Where the string "comment" occurs in a line of the data below, that line should be copied.

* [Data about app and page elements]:
---
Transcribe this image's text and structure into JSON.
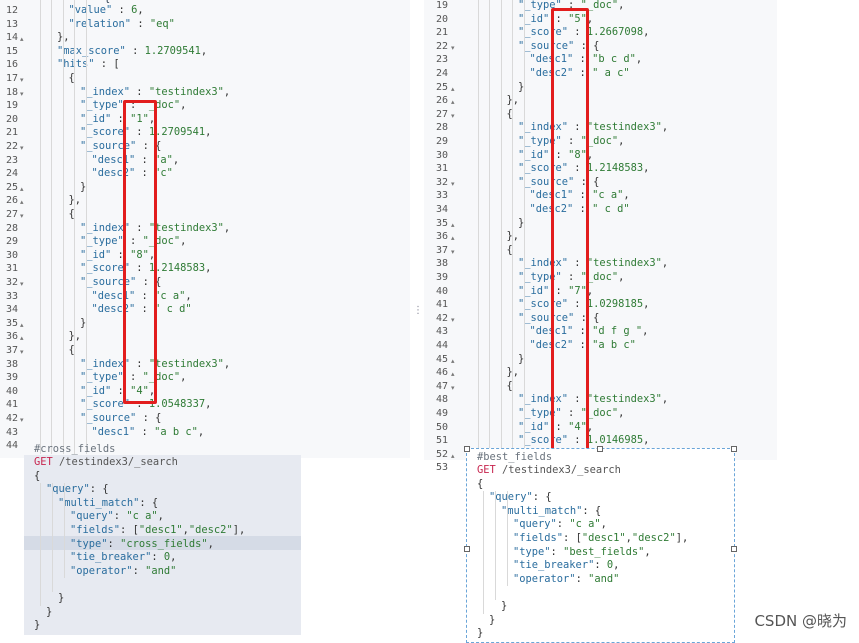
{
  "left_response": {
    "line_numbers": [
      "12",
      "13",
      "14",
      "15",
      "16",
      "17",
      "18",
      "19",
      "20",
      "21",
      "22",
      "23",
      "24",
      "25",
      "26",
      "27",
      "28",
      "29",
      "30",
      "31",
      "32",
      "33",
      "34",
      "35",
      "36",
      "37",
      "38",
      "39",
      "40",
      "41",
      "42",
      "43",
      "44"
    ],
    "fold_markers": [
      "",
      "",
      "▴",
      "",
      "",
      "▾",
      "▾",
      "",
      "",
      "",
      "▾",
      "",
      "",
      "▴",
      "▴",
      "▾",
      "",
      "",
      "",
      "",
      "▾",
      "",
      "",
      "▴",
      "▴",
      "▾",
      "",
      "",
      "",
      "",
      "▾",
      "",
      ""
    ],
    "lines": [
      {
        "indent": 3,
        "text": "\"value\" : 6,"
      },
      {
        "indent": 3,
        "text": "\"relation\" : \"eq\""
      },
      {
        "indent": 2,
        "text": "},"
      },
      {
        "indent": 2,
        "text": "\"max_score\" : 1.2709541,"
      },
      {
        "indent": 2,
        "text": "\"hits\" : ["
      },
      {
        "indent": 3,
        "text": "{"
      },
      {
        "indent": 4,
        "text": "\"_index\" : \"testindex3\","
      },
      {
        "indent": 4,
        "text": "\"_type\" : \"_doc\","
      },
      {
        "indent": 4,
        "text": "\"_id\" : \"1\","
      },
      {
        "indent": 4,
        "text": "\"_score\" : 1.2709541,"
      },
      {
        "indent": 4,
        "text": "\"_source\" : {"
      },
      {
        "indent": 5,
        "text": "\"desc1\" : \"a\","
      },
      {
        "indent": 5,
        "text": "\"desc2\" : \"c\""
      },
      {
        "indent": 4,
        "text": "}"
      },
      {
        "indent": 3,
        "text": "},"
      },
      {
        "indent": 3,
        "text": "{"
      },
      {
        "indent": 4,
        "text": "\"_index\" : \"testindex3\","
      },
      {
        "indent": 4,
        "text": "\"_type\" : \"_doc\","
      },
      {
        "indent": 4,
        "text": "\"_id\" : \"8\","
      },
      {
        "indent": 4,
        "text": "\"_score\" : 1.2148583,"
      },
      {
        "indent": 4,
        "text": "\"_source\" : {"
      },
      {
        "indent": 5,
        "text": "\"desc1\" : \"c a\","
      },
      {
        "indent": 5,
        "text": "\"desc2\" : \" c d\""
      },
      {
        "indent": 4,
        "text": "}"
      },
      {
        "indent": 3,
        "text": "},"
      },
      {
        "indent": 3,
        "text": "{"
      },
      {
        "indent": 4,
        "text": "\"_index\" : \"testindex3\","
      },
      {
        "indent": 4,
        "text": "\"_type\" : \"_doc\","
      },
      {
        "indent": 4,
        "text": "\"_id\" : \"4\","
      },
      {
        "indent": 4,
        "text": "\"_score\" : 1.0548337,"
      },
      {
        "indent": 4,
        "text": "\"_source\" : {"
      },
      {
        "indent": 5,
        "text": "\"desc1\" : \"a b c\","
      },
      {
        "indent": 5,
        "text": ""
      }
    ]
  },
  "right_response": {
    "line_numbers": [
      "19",
      "20",
      "21",
      "22",
      "23",
      "24",
      "25",
      "26",
      "27",
      "28",
      "29",
      "30",
      "31",
      "32",
      "33",
      "34",
      "35",
      "36",
      "37",
      "38",
      "39",
      "40",
      "41",
      "42",
      "43",
      "44",
      "45",
      "46",
      "47",
      "48",
      "49",
      "50",
      "51",
      "52",
      "53"
    ],
    "fold_markers": [
      "",
      "",
      "",
      "▾",
      "",
      "",
      "▴",
      "▴",
      "▾",
      "",
      "",
      "",
      "",
      "▾",
      "",
      "",
      "▴",
      "▴",
      "▾",
      "",
      "",
      "",
      "",
      "▾",
      "",
      "",
      "▴",
      "▴",
      "▾",
      "",
      "",
      "",
      "",
      "▴",
      ""
    ],
    "lines": [
      {
        "indent": 4,
        "text": "\"_type\" : \"_doc\","
      },
      {
        "indent": 4,
        "text": "\"_id\" : \"5\","
      },
      {
        "indent": 4,
        "text": "\"_score\" : 1.2667098,"
      },
      {
        "indent": 4,
        "text": "\"_source\" : {"
      },
      {
        "indent": 5,
        "text": "\"desc1\" : \"b c d\","
      },
      {
        "indent": 5,
        "text": "\"desc2\" : \" a c\""
      },
      {
        "indent": 4,
        "text": "}"
      },
      {
        "indent": 3,
        "text": "},"
      },
      {
        "indent": 3,
        "text": "{"
      },
      {
        "indent": 4,
        "text": "\"_index\" : \"testindex3\","
      },
      {
        "indent": 4,
        "text": "\"_type\" : \"_doc\","
      },
      {
        "indent": 4,
        "text": "\"_id\" : \"8\","
      },
      {
        "indent": 4,
        "text": "\"_score\" : 1.2148583,"
      },
      {
        "indent": 4,
        "text": "\"_source\" : {"
      },
      {
        "indent": 5,
        "text": "\"desc1\" : \"c a\","
      },
      {
        "indent": 5,
        "text": "\"desc2\" : \" c d\""
      },
      {
        "indent": 4,
        "text": "}"
      },
      {
        "indent": 3,
        "text": "},"
      },
      {
        "indent": 3,
        "text": "{"
      },
      {
        "indent": 4,
        "text": "\"_index\" : \"testindex3\","
      },
      {
        "indent": 4,
        "text": "\"_type\" : \"_doc\","
      },
      {
        "indent": 4,
        "text": "\"_id\" : \"7\","
      },
      {
        "indent": 4,
        "text": "\"_score\" : 1.0298185,"
      },
      {
        "indent": 4,
        "text": "\"_source\" : {"
      },
      {
        "indent": 5,
        "text": "\"desc1\" : \"d f g \","
      },
      {
        "indent": 5,
        "text": "\"desc2\" : \"a b c\""
      },
      {
        "indent": 4,
        "text": "}"
      },
      {
        "indent": 3,
        "text": "},"
      },
      {
        "indent": 3,
        "text": "{"
      },
      {
        "indent": 4,
        "text": "\"_index\" : \"testindex3\","
      },
      {
        "indent": 4,
        "text": "\"_type\" : \"_doc\","
      },
      {
        "indent": 4,
        "text": "\"_id\" : \"4\","
      },
      {
        "indent": 4,
        "text": "\"_score\" : 1.0146985,"
      },
      {
        "indent": 0,
        "text": ""
      },
      {
        "indent": 0,
        "text": ""
      }
    ]
  },
  "left_request": {
    "comment": "#cross_fields",
    "method": "GET",
    "path": "/testindex3/_search",
    "lines": [
      {
        "indent": 0,
        "text": "{"
      },
      {
        "indent": 1,
        "text": "\"query\": {"
      },
      {
        "indent": 2,
        "text": "\"multi_match\": {"
      },
      {
        "indent": 3,
        "text": "\"query\": \"c a\","
      },
      {
        "indent": 3,
        "text": "\"fields\": [\"desc1\",\"desc2\"],"
      },
      {
        "indent": 3,
        "text": "\"type\": \"cross_fields\","
      },
      {
        "indent": 3,
        "text": "\"tie_breaker\": 0,"
      },
      {
        "indent": 3,
        "text": "\"operator\": \"and\""
      },
      {
        "indent": 0,
        "text": ""
      },
      {
        "indent": 2,
        "text": "}"
      },
      {
        "indent": 1,
        "text": "}"
      },
      {
        "indent": 0,
        "text": "}"
      }
    ]
  },
  "right_request": {
    "comment": "#best_fields",
    "method": "GET",
    "path": "/testindex3/_search",
    "lines": [
      {
        "indent": 0,
        "text": "{"
      },
      {
        "indent": 1,
        "text": "\"query\": {"
      },
      {
        "indent": 2,
        "text": "\"multi_match\": {"
      },
      {
        "indent": 3,
        "text": "\"query\": \"c a\","
      },
      {
        "indent": 3,
        "text": "\"fields\": [\"desc1\",\"desc2\"],"
      },
      {
        "indent": 3,
        "text": "\"type\": \"best_fields\","
      },
      {
        "indent": 3,
        "text": "\"tie_breaker\": 0,"
      },
      {
        "indent": 3,
        "text": "\"operator\": \"and\""
      },
      {
        "indent": 0,
        "text": ""
      },
      {
        "indent": 2,
        "text": "}"
      },
      {
        "indent": 1,
        "text": "}"
      },
      {
        "indent": 0,
        "text": "}"
      }
    ]
  },
  "partial_top_text": {
    "left": "{",
    "right": "\"_type\" : \"_doc\","
  },
  "watermark": "CSDN @晓为",
  "colors": {
    "highlight_box": "#e21d1d",
    "key": "#2a6d9e",
    "string": "#2f7b35",
    "method": "#c7254e"
  }
}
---
* [Final answer]:
    "comment": "#cross_fields",
    "comment": "#best_fields",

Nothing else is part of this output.